The recipient will travel to Challenger Deep—a valley in the Mariana Trench that reaches depths of nearly 7 miles—in his or her new Triton 36000/3 submersible. The Vero Beach, Fla.–based Triton Submarines is offering for this gift one of the first examples of its latest and deepest-diving submersible, which seats as many as three people (including the pilot) and is rated for dives as deep as 36,000 feet. Unlike most conventional submarines, the 36000/3 is configured for vertical descent, which will enable it to reach the floor of Challenger Deep in just 2 hours.
Following a comprehensive two-week-long pilot-training course at Triton’s headquarters in Florida, the recipient will accompany the Triton crew during sea trials of the vessel. He or she will then embark on one of the greatest underwater adventures ever undertaken. Along with representatives from Triton and a group of leading marine scientists, the recipient will travel on a research vessel to the Mariana Trench and two of the oceans’ other deepest points—neither of which has ever been reached by human beings.
“These trenches are created by subduction, where one tectonic plate slides under another,” says Edith Widder, CEO and a senior scientist at the Ocean Research and Conservation Association.
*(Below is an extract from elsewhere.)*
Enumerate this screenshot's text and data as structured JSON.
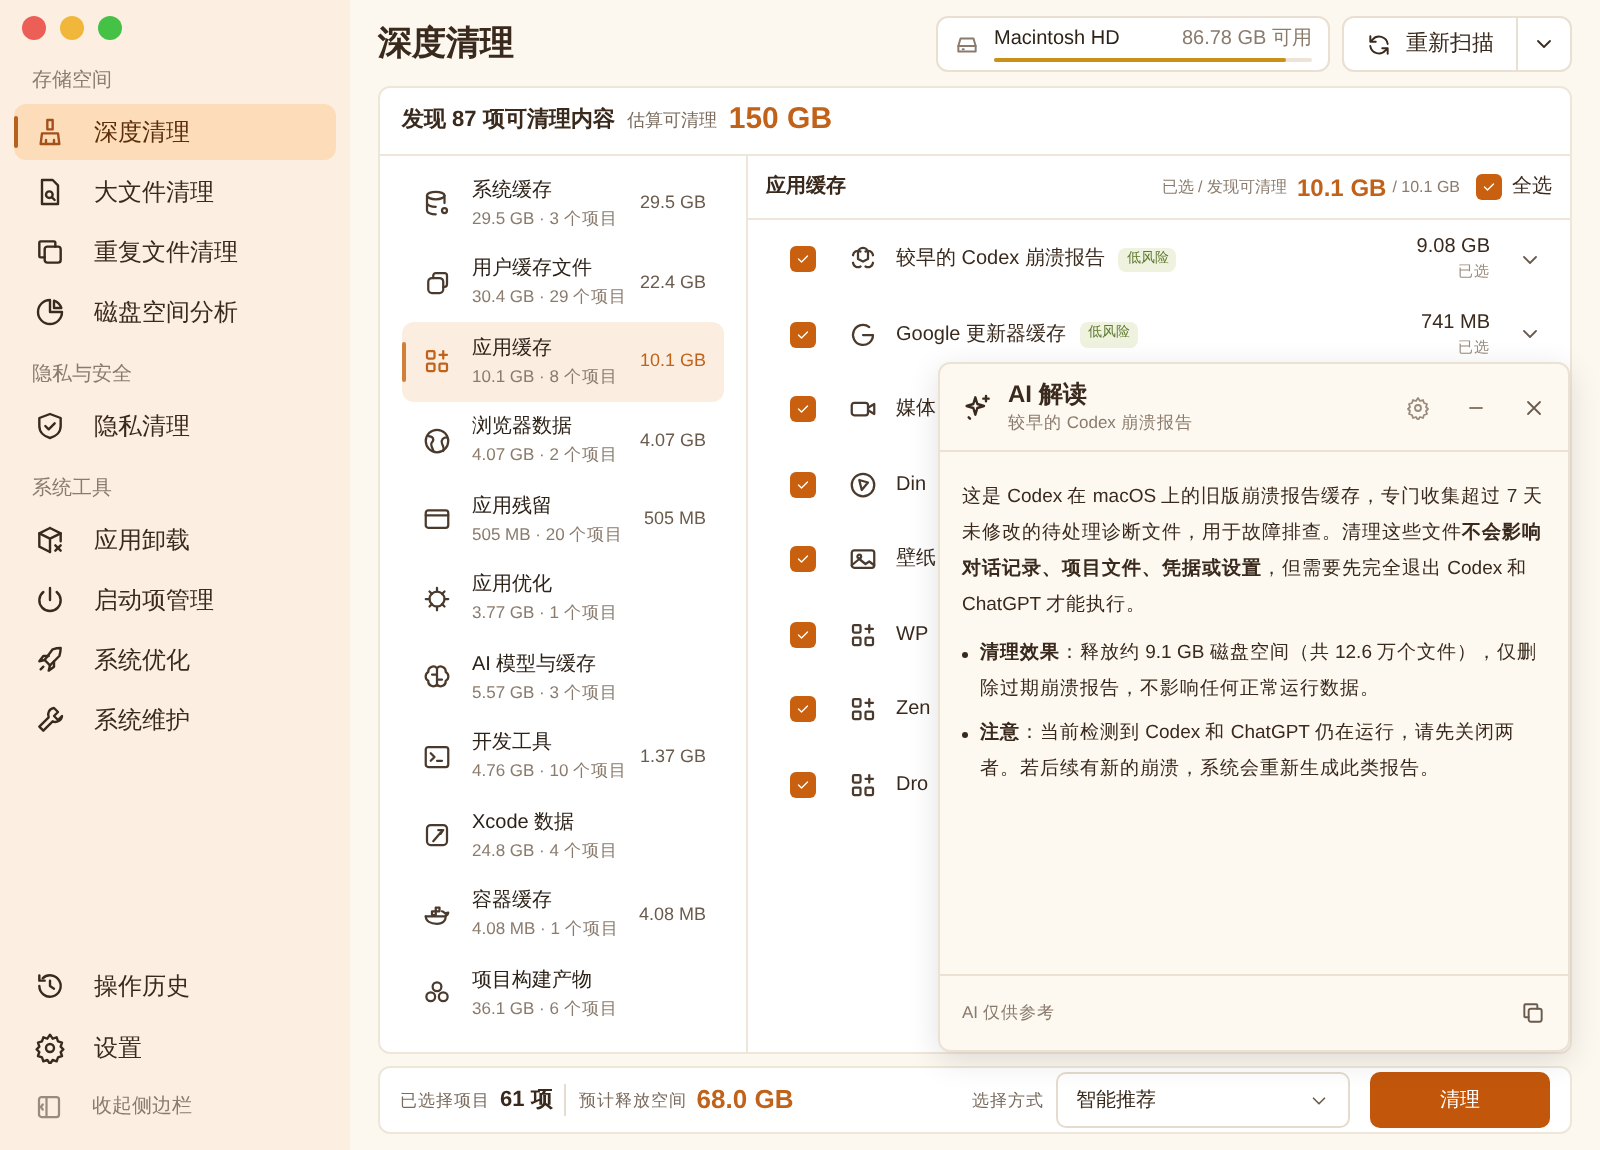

She is one of the scientists who have offered to accompany the recipient on this adventure. “These are three of the deepest trenches on the planet, about which very little is known. Only the Challenger Deep has been visited by humans—only twice, and very briefly.”
When the film director James Cameron made his record-breaking solo dive to Challenger Deep last year, his field of view was confined by the tiny porthole of his Deepsea Challenger sub. But the 36000/3 has a spherical glass cockpit that affords views in nearly every direction, which should allow for ample opportunities to spot such deep-sea creatures as sea cucumbers and tubeworms on this epic underwater expedition.
The journey will likely begin at the world’s third deepest trench, the 34,449-foot-deep Kuril-Kamchatka Trench, located some 300 miles off Japan’s northeastern coast. Joining the recipient on the first descent will be Triton’s president and cofounder, Patrick Lahey, or its CEO, L. Bruce Jones, along with an expert submarine pilot. The next dive on the itinerary will be to the Kermadec Trench, located off the coast of New Zealand. For this dive, the recipient can opt to be accompanied by one of the expedition’s scientists, who will add a unique perspective while furthering his or her own research. “We know so little about [these] depths that any visit is almost guaranteed to lead to new discoveries,” Widder says. “For my part, I am very interested to know if bioluminescence occurs at these depths. Anything below 23,622 feet would be a record.”
Finally, the recipient will travel to the Mariana Trench in the western Pacific Ocean to explore Challenger Deep. While Cameron made his dive to the trench solo, the recipient will be able to share this once-in-a-lifetime experience with a guest.
At the conclusion of the adventure, the recipient will be a fully trained pilot free to embark on solo underwater adventures. “We’ve only explored about five percent of our ocean,” notes Widder. With the Triton sub, nothing beneath the waves is out of reach.